119. In Rankin, it was found that the appellant did breach his contract of employment by failing to carefully and diligently perform his duties with respect to the cost of a project and to comply with the approval rules of his employer (at ). It was found that an excuse that he did not turn his mind to the question was to no avail as it was his duty to carry out the cost analysis (at  and ).
120. However, it was found that the appellant did not know that the cost would substantially exceed the approval and did not seek to deceive or mislead senior management when reporting. It was found “he did not breach the terms of his contract knowingly, wilfully and with any intention to deceive or mislead his supervisors” (at ).

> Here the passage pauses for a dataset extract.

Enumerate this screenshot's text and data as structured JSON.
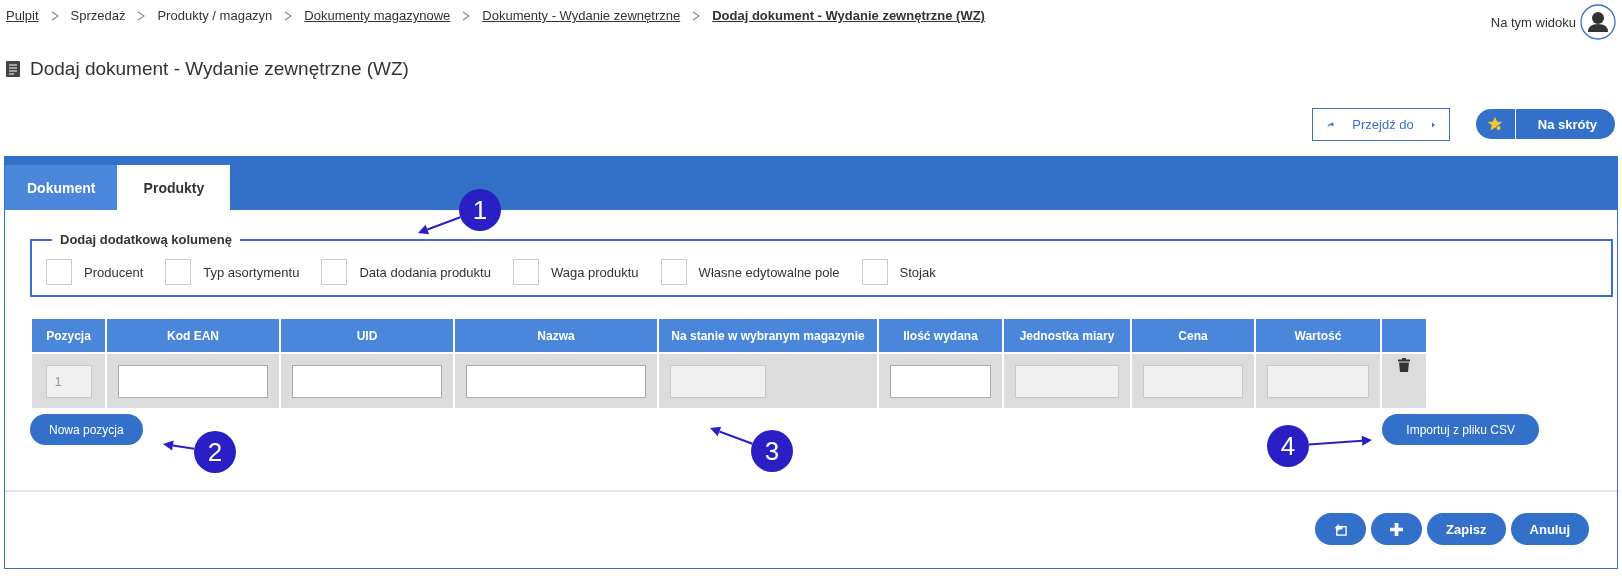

121. An application of those principles to the Commissioner’s reasoning process demonstrates two fundamental errors in assessing whether the appellant’s conduct justified summary termination. First, the Commissioner applied the wrong test to the consideration of whether the summary termination was lawful by putting out of account, in answering that question, and the subsidiary question as to repudiation, whether the failure of the appellant to discharge his maintenance tasks vis-à-vis the tightening of wheel nuts (where nut lock clips were fitted) on 18 August 2014 was a deliberate flouting of his contract of employment. Secondly, in consequence of that error the Commissioner failed to have regard to relevant matters of evidence (or factors) demonstrating, objectively, that the behaviour of the appellant was, rather, an error of judgment, ill-advised conduct or carelessness (it was not suggested at any stage that the appellant was engaged in any wanton or abject carelessness).

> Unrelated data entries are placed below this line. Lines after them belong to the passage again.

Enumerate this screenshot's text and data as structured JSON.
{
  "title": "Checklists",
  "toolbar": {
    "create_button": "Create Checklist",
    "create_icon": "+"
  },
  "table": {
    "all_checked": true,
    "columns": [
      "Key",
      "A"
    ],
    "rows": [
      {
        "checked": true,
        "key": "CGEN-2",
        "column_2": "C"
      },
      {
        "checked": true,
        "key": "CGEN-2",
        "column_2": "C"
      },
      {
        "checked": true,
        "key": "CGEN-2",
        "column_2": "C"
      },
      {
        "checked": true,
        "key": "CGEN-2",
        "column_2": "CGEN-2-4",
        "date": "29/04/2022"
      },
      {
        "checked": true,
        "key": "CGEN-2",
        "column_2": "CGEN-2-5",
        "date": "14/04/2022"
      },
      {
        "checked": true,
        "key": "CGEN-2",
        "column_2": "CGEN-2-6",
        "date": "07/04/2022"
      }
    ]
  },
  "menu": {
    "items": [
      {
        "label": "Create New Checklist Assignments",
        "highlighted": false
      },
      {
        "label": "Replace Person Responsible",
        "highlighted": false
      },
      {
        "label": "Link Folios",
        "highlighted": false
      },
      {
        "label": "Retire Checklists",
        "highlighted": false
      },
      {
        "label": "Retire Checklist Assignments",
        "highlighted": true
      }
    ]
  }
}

122. As an assessment of whether summary termination was wrongful has a bearing, in and of itself, upon the question raised by Pt 6 of Ch 2 of the Act, namely, whether the dismissal was harsh, unreasonable or unjust, it follows that the Commissioner’s errors with respect to his assessment of the wrongfulness of summary termination of the appellant materially impacted his findings as to the application of that statutory test.
123. However, there is more to this consideration because, independent of the question as to whether the summary dismissal was lawful, the factors underpinning our consideration of error in that respect are also directly relevant to the three adjectives governing that test. That is so because those considerations go to the nature and quality of any misconduct and the reasonableness or justness of the dismissal (as well as the question of harshness). A misapprehension as to the nature and quality (including severity) of the appellant’s actions giving rise to a decision to dismiss necessarily undermines the veracity of any finding as to whether the dismissal was harsh, unreasonable or unjust and also constitutes error. The factors of which we speak, in this latter respect, will receive greater elaboration in our later discussion of whether the dismissal was harsh, unreasonable or unjust and, thus, it is unnecessary to rehearse the consideration of those factors here, but there is a substantial difference in the gravity of any misconduct based upon a deliberate disobedience of a lawful and reasonable instruction and an error of judgment based upon a genuinely held belief which was not irrational given failures in the employer’s own procedures (see further our discussion at  to  below).”
Dissanayake v State Transit Authority  NSWIRComm 10